• [WHAT THE TASK REQUIRES] Reproduce the entire listing exactly as written, apart from its pictures.

• [DATASET EXCERPTS]
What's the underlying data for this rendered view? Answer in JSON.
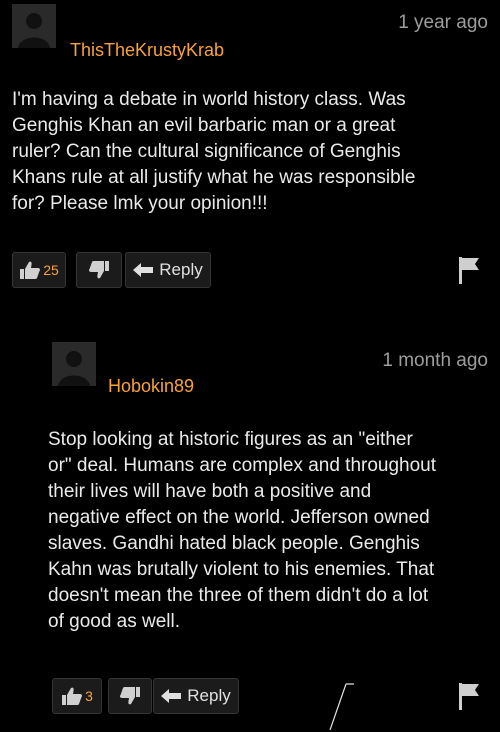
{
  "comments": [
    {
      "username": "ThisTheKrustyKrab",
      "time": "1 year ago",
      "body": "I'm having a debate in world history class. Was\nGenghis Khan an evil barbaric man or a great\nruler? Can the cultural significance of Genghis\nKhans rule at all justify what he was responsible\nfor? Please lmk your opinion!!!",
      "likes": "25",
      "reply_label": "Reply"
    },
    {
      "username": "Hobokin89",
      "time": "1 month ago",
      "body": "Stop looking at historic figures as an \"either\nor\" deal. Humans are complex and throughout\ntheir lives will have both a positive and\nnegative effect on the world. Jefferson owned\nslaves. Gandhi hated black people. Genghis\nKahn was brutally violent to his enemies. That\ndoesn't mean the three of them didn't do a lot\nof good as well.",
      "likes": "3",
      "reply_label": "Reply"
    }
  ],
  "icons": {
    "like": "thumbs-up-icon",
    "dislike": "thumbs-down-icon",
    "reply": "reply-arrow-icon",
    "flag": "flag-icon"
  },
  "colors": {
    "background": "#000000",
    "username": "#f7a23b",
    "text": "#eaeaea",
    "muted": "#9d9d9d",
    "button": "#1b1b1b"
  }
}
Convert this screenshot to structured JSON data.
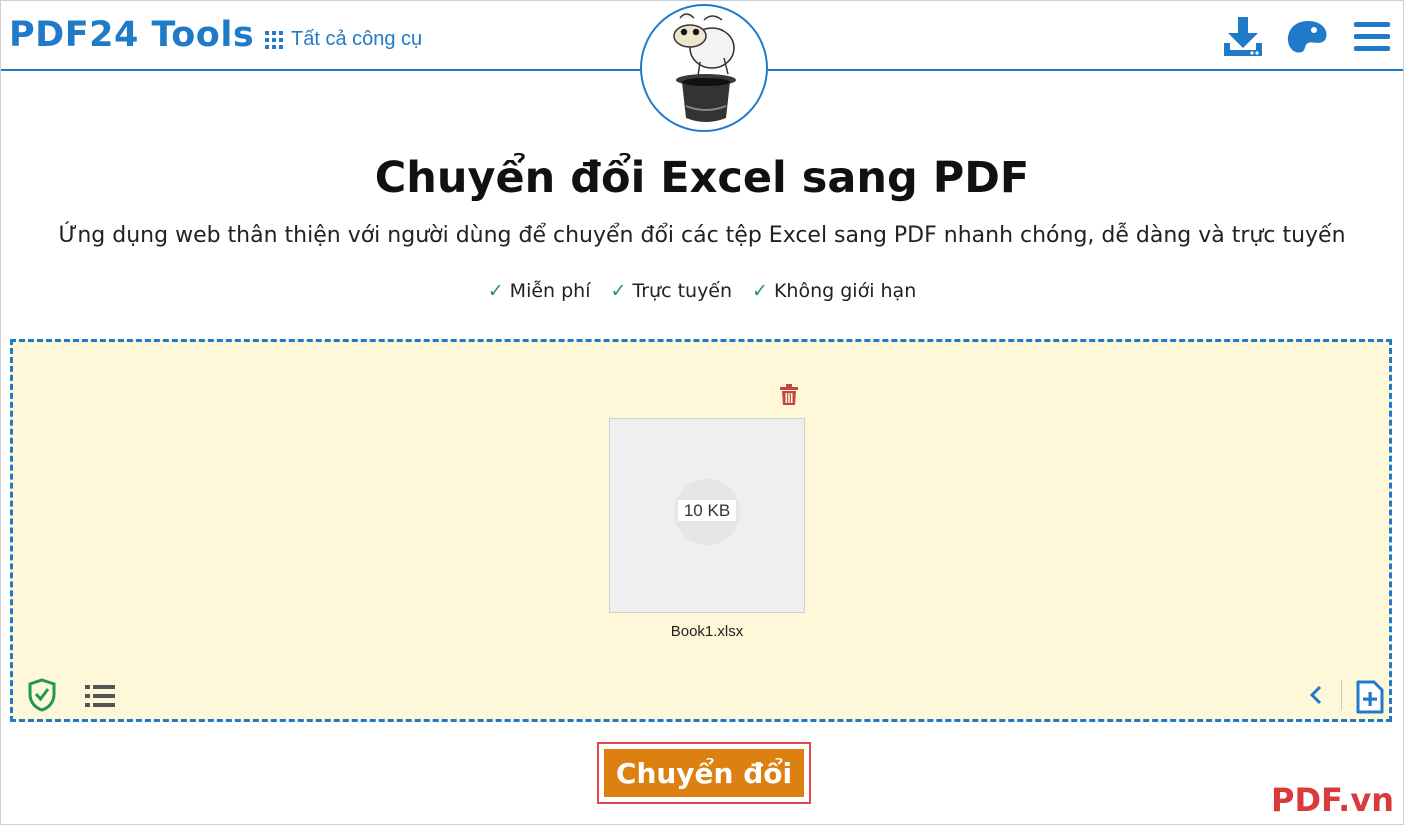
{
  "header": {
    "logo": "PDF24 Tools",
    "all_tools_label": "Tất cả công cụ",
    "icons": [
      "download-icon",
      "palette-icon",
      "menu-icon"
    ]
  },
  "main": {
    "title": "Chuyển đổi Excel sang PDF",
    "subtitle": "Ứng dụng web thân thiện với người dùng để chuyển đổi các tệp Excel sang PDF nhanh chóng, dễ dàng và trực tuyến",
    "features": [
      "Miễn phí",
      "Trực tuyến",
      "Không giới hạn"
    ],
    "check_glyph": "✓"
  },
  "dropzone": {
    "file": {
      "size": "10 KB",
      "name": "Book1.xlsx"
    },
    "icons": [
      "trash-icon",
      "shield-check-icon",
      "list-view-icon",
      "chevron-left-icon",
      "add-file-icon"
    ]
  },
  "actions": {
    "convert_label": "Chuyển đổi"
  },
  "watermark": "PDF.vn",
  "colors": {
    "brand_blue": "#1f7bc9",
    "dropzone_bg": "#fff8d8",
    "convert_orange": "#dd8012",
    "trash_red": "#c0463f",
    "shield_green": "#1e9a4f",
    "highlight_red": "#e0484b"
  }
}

• [EXERCISE RESPONSE]
What's the underlying data for this rendered view? Answer in JSON.
{
  "comments": [
    {
      "username": "ThisTheKrustyKrab",
      "time": "1 year ago",
      "body": "I'm having a debate in world history class. Was\nGenghis Khan an evil barbaric man or a great\nruler? Can the cultural significance of Genghis\nKhans rule at all justify what he was responsible\nfor? Please lmk your opinion!!!",
      "likes": "25",
      "reply_label": "Reply"
    },
    {
      "username": "Hobokin89",
      "time": "1 month ago",
      "body": "Stop looking at historic figures as an \"either\nor\" deal. Humans are complex and throughout\ntheir lives will have both a positive and\nnegative effect on the world. Jefferson owned\nslaves. Gandhi hated black people. Genghis\nKahn was brutally violent to his enemies. That\ndoesn't mean the three of them didn't do a lot\nof good as well.",
      "likes": "3",
      "reply_label": "Reply"
    }
  ],
  "icons": {
    "like": "thumbs-up-icon",
    "dislike": "thumbs-down-icon",
    "reply": "reply-arrow-icon",
    "flag": "flag-icon"
  },
  "colors": {
    "background": "#000000",
    "username": "#f7a23b",
    "text": "#eaeaea",
    "muted": "#9d9d9d",
    "button": "#1b1b1b"
  }
}
Convert this screenshot to structured JSON data.
{
  "header": {
    "logo": "PDF24 Tools",
    "all_tools_label": "Tất cả công cụ",
    "icons": [
      "download-icon",
      "palette-icon",
      "menu-icon"
    ]
  },
  "main": {
    "title": "Chuyển đổi Excel sang PDF",
    "subtitle": "Ứng dụng web thân thiện với người dùng để chuyển đổi các tệp Excel sang PDF nhanh chóng, dễ dàng và trực tuyến",
    "features": [
      "Miễn phí",
      "Trực tuyến",
      "Không giới hạn"
    ],
    "check_glyph": "✓"
  },
  "dropzone": {
    "file": {
      "size": "10 KB",
      "name": "Book1.xlsx"
    },
    "icons": [
      "trash-icon",
      "shield-check-icon",
      "list-view-icon",
      "chevron-left-icon",
      "add-file-icon"
    ]
  },
  "actions": {
    "convert_label": "Chuyển đổi"
  },
  "watermark": "PDF.vn",
  "colors": {
    "brand_blue": "#1f7bc9",
    "dropzone_bg": "#fff8d8",
    "convert_orange": "#dd8012",
    "trash_red": "#c0463f",
    "shield_green": "#1e9a4f",
    "highlight_red": "#e0484b"
  }
}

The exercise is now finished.